as, Deep blue; Liver yond. 7. Rarely by an adverb; as, Not my feet|5. By an adjective; as, The wind pool deep blue earthen 2. By a noun in the objective only.
case; as, Over the hills.
ANALYSIS OF SENTENCES.
CLASSIFICATION OF SEN
2. Interrogative; as, Do you
viz: the Subject or Modified Subject, the Predicate
truth. NOUNS INDEPENDENT. or Modified Predicate.
4. Subjunctive; as, Ifitrains. Nouns which have no grammatical connection with 2. Explain the mutual relations, and point out 5. Exclamatory; as, How the subject or predicate or a sentence, are said to be the office of every word which has any modifying much he resembles his independent; as, O virtue! influence.
The selections which compose the body of the following work are so arranged as to constitute a gradual course of Exercises in Analyzing and Parsing.
The Rules of Syntax are taken from WELD'S ENGLISH GRAM MAR by permission of the Publishers, and to these rules, and also to the Grammar from which they are taken, references are occasionally made, to assist the learner in explaining idiomatic or difficult passages.
As the extracts are from some of the most accomplished and approved writers, the Ornaments of Style, Figures of Rhetoric, and Scanning, may be profitably attended to by advanced classes.
The book may be used by learners in almost any stage of at. tainment, after the elementary principles of Grammar are under stood. The work is designed to take the place of Pope's Essay, Thomson's Seasons, Young's Night Thoughts, and other entire poems, which are used as parsing books in Schools. A variety in the selections, it is believed, will be more profitable and interest ing to the learner, than any single work can be, which exhibits no gradation in style, and the peculiarities of one writer only.
A. H. W.
RULES OF SYNTAX.
1. SYNTAX treats of sentences, and teaches the proper construction of words in forming them.
CLASSIFICATION OF SENTENCES. Sentences are of four kinds, declaratory, imperative, interrogative, and conditional.
A declaratory sentence is one in which any thing is simply affirmed or denied of a subject; as, Time flies; He will not understand.
An imperative sentence is one in which a command is expressed; as, Buy the truth, and sell it not.
An interrogative sentence is one in which a question is asked; as, Who hath believed our report?
A conditional sentence is one in which something contingent or hypothetical is expressed; as, If it rains; Though he slay me.
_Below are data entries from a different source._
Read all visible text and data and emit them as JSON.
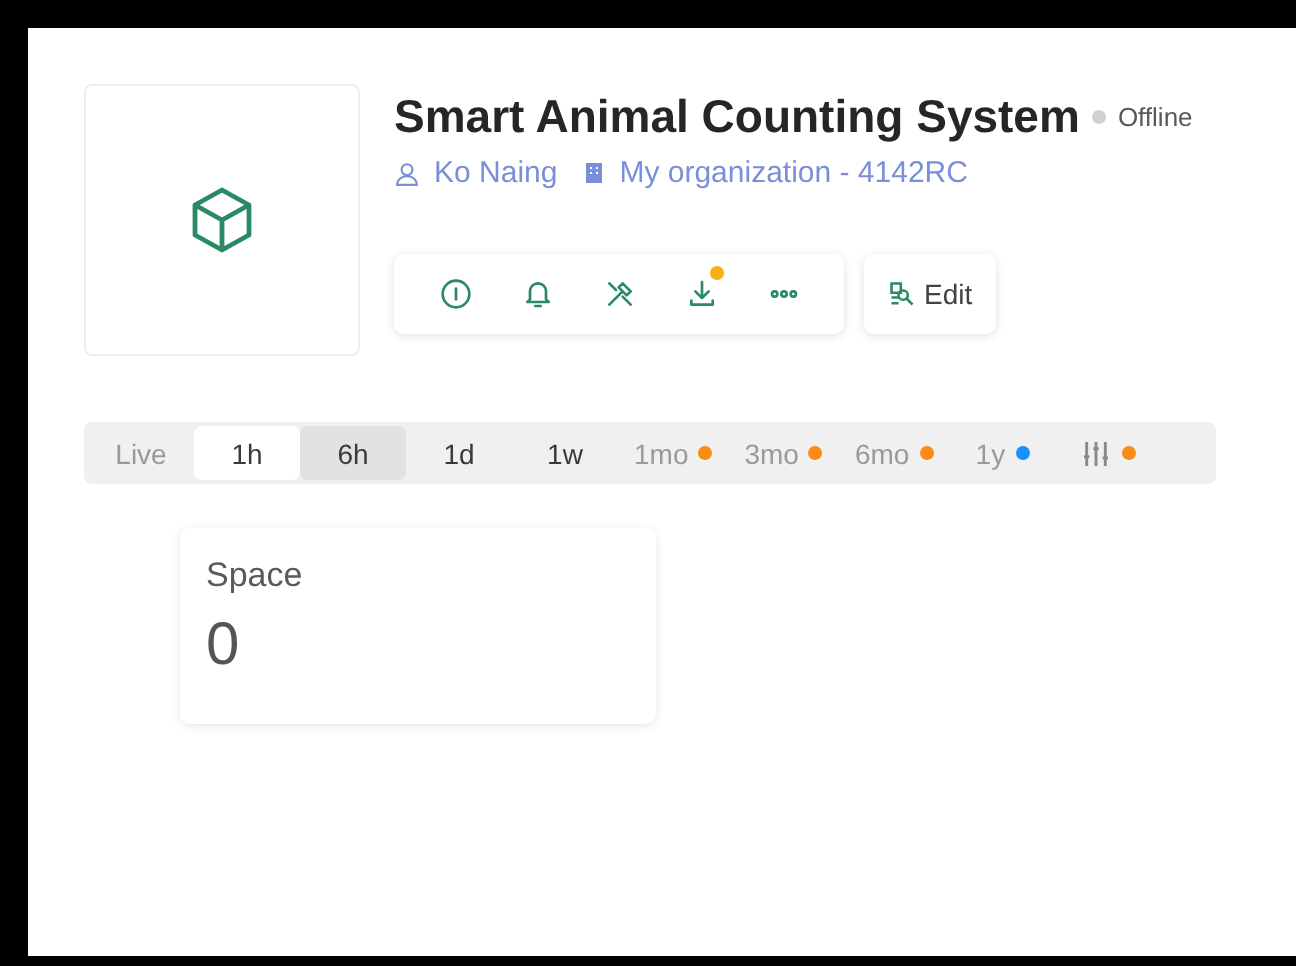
{
  "device": {
    "title": "Smart Animal Counting System",
    "status": "Offline",
    "owner": "Ko Naing",
    "organization": "My organization - 4142RC"
  },
  "actions": [
    {
      "kind": "info",
      "badge": false
    },
    {
      "kind": "bell",
      "badge": false
    },
    {
      "kind": "tools",
      "badge": false
    },
    {
      "kind": "download",
      "badge": true
    },
    {
      "kind": "more",
      "badge": false
    }
  ],
  "edit_button": "Edit",
  "time_ranges": [
    {
      "label": "Live",
      "selected": false,
      "disabled": true
    },
    {
      "label": "1h",
      "selected": true,
      "disabled": false
    },
    {
      "label": "6h",
      "selected": false,
      "disabled": false,
      "hovered": true
    },
    {
      "label": "1d",
      "selected": false,
      "disabled": false
    },
    {
      "label": "1w",
      "selected": false,
      "disabled": false
    },
    {
      "label": "1mo",
      "selected": false,
      "disabled": true,
      "color": "#fa8c16"
    },
    {
      "label": "3mo",
      "selected": false,
      "disabled": true,
      "color": "#fa8c16"
    },
    {
      "label": "6mo",
      "selected": false,
      "disabled": true,
      "color": "#fa8c16"
    },
    {
      "label": "1y",
      "selected": false,
      "disabled": true,
      "color": "#1890ff"
    },
    {
      "kind": "custom",
      "selected": false,
      "disabled": true,
      "color": "#fa8c16"
    }
  ],
  "widgets": [
    {
      "title": "Space",
      "value": "0"
    }
  ]
}
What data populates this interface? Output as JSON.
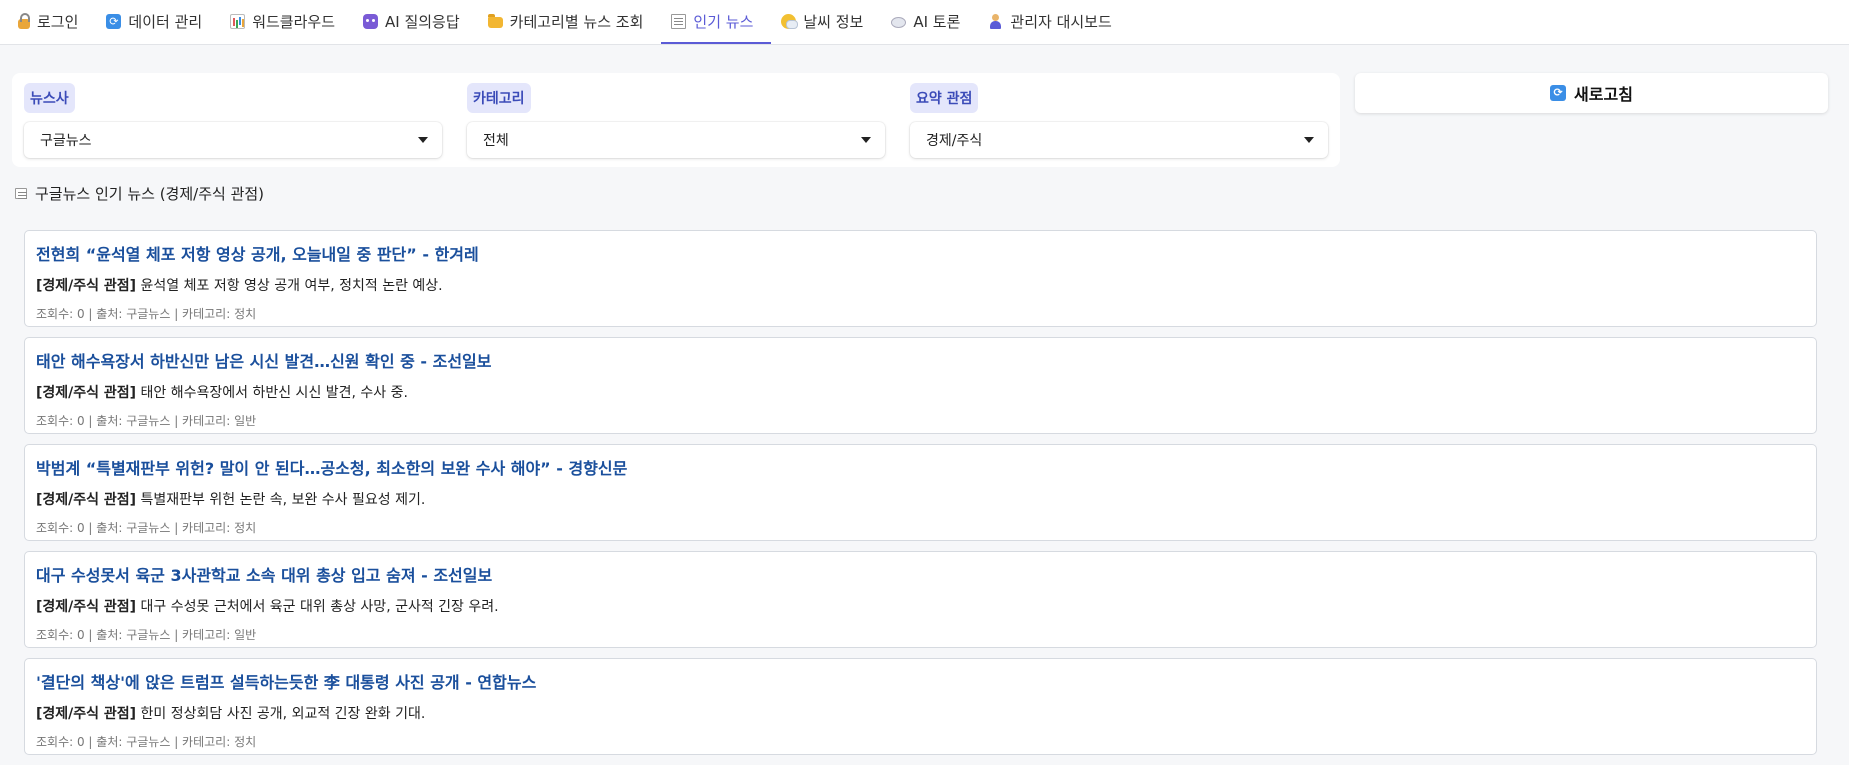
{
  "tabs": [
    {
      "label": "로그인",
      "icon": "lock-icon"
    },
    {
      "label": "데이터 관리",
      "icon": "refresh-icon"
    },
    {
      "label": "워드클라우드",
      "icon": "bar-chart-icon"
    },
    {
      "label": "AI 질의응답",
      "icon": "robot-icon"
    },
    {
      "label": "카테고리별 뉴스 조회",
      "icon": "folder-icon"
    },
    {
      "label": "인기 뉴스",
      "icon": "newspaper-icon",
      "active": true
    },
    {
      "label": "날씨 정보",
      "icon": "weather-icon"
    },
    {
      "label": "AI 토론",
      "icon": "speech-bubble-icon"
    },
    {
      "label": "관리자 대시보드",
      "icon": "admin-person-icon"
    }
  ],
  "filters": {
    "publisher": {
      "label": "뉴스사",
      "value": "구글뉴스"
    },
    "category": {
      "label": "카테고리",
      "value": "전체"
    },
    "perspective": {
      "label": "요약 관점",
      "value": "경제/주식"
    }
  },
  "refresh": {
    "label": "새로고침",
    "icon": "refresh-icon"
  },
  "section": {
    "title": "구글뉴스 인기 뉴스 (경제/주식 관점)",
    "icon": "newspaper-icon"
  },
  "accent_color": "#5b5bd6",
  "news": [
    {
      "title": "전현희 “윤석열 체포 저항 영상 공개, 오늘내일 중 판단” - 한겨레",
      "tag": "[경제/주식 관점]",
      "summary": " 윤석열 체포 저항 영상 공개 여부, 정치적 논란 예상.",
      "meta": "조회수: 0 | 출처: 구글뉴스 | 카테고리: 정치"
    },
    {
      "title": "태안 해수욕장서 하반신만 남은 시신 발견…신원 확인 중 - 조선일보",
      "tag": "[경제/주식 관점]",
      "summary": " 태안 해수욕장에서 하반신 시신 발견, 수사 중.",
      "meta": "조회수: 0 | 출처: 구글뉴스 | 카테고리: 일반"
    },
    {
      "title": "박범계 “특별재판부 위헌? 말이 안 된다…공소청, 최소한의 보완 수사 해야” - 경향신문",
      "tag": "[경제/주식 관점]",
      "summary": " 특별재판부 위헌 논란 속, 보완 수사 필요성 제기.",
      "meta": "조회수: 0 | 출처: 구글뉴스 | 카테고리: 정치"
    },
    {
      "title": "대구 수성못서 육군 3사관학교 소속 대위 총상 입고 숨져 - 조선일보",
      "tag": "[경제/주식 관점]",
      "summary": " 대구 수성못 근처에서 육군 대위 총상 사망, 군사적 긴장 우려.",
      "meta": "조회수: 0 | 출처: 구글뉴스 | 카테고리: 일반"
    },
    {
      "title": "'결단의 책상'에 앉은 트럼프 설득하는듯한 李 대통령 사진 공개 - 연합뉴스",
      "tag": "[경제/주식 관점]",
      "summary": " 한미 정상회담 사진 공개, 외교적 긴장 완화 기대.",
      "meta": "조회수: 0 | 출처: 구글뉴스 | 카테고리: 정치"
    }
  ]
}
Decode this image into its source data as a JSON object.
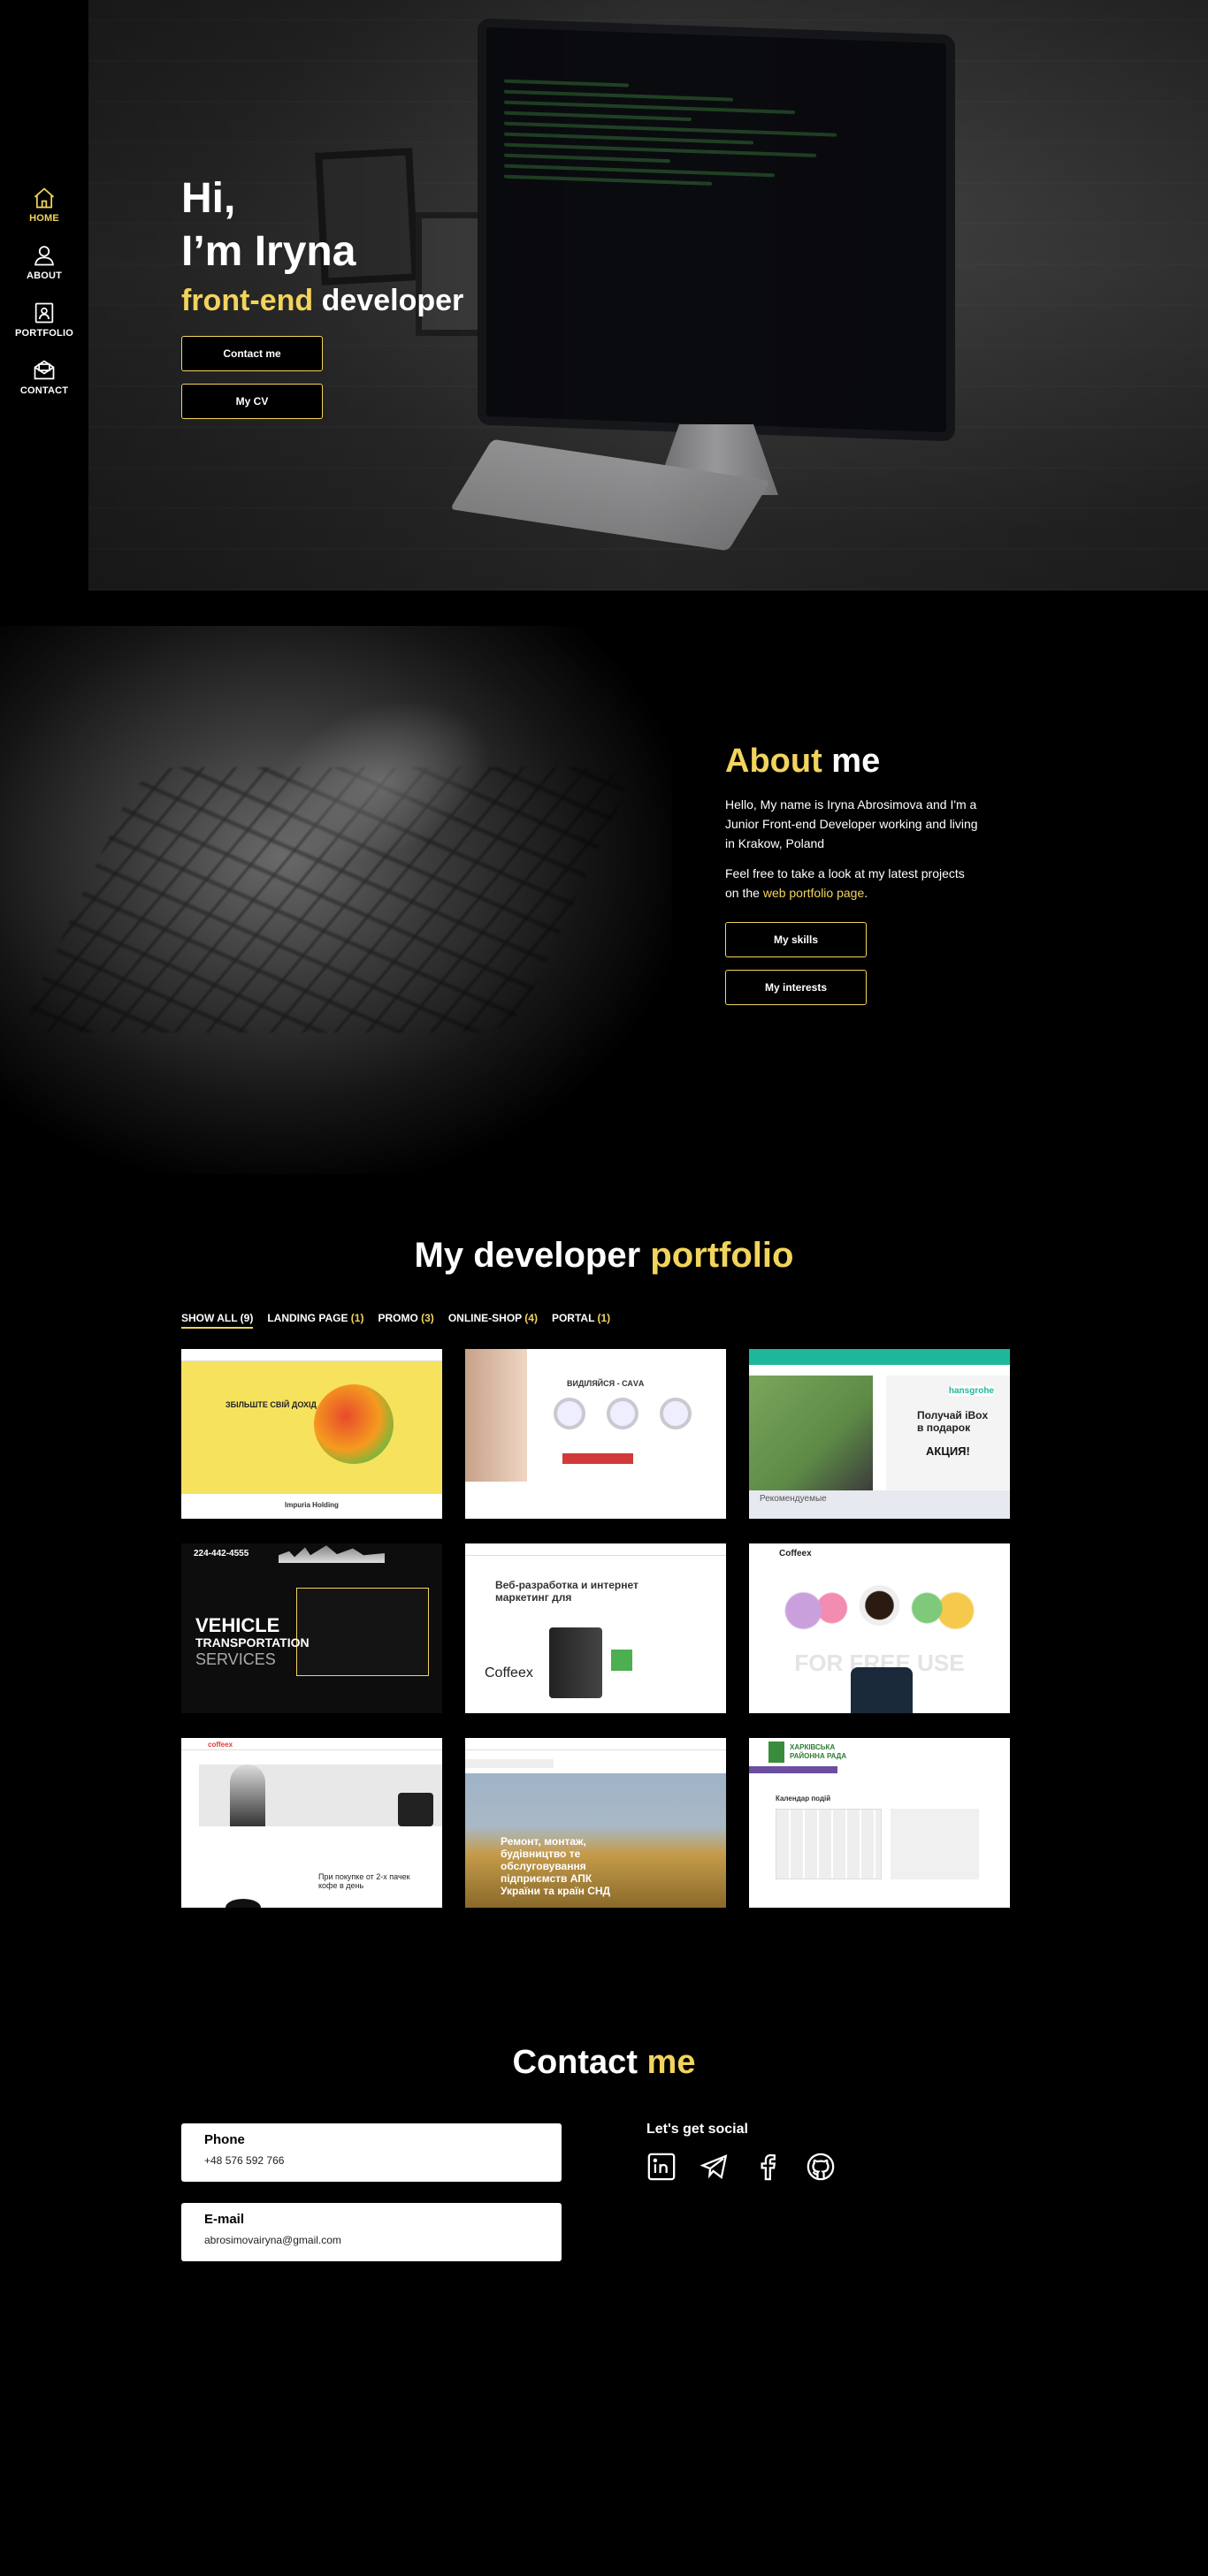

Sentences are either simple or compound. A simple sentence consists of but one proposition; a compound sentence consists of two or more simple sentences.
The simple propositions which make up a compound sentence, are called clauses or members.
The leading clause is one on which the other members depend.
A dependent clause is one which makes complete sense only in connection with another clause.
SIMPLE SENTENCES. A simple sentence contains only one subject or nomina tive, and one predicate.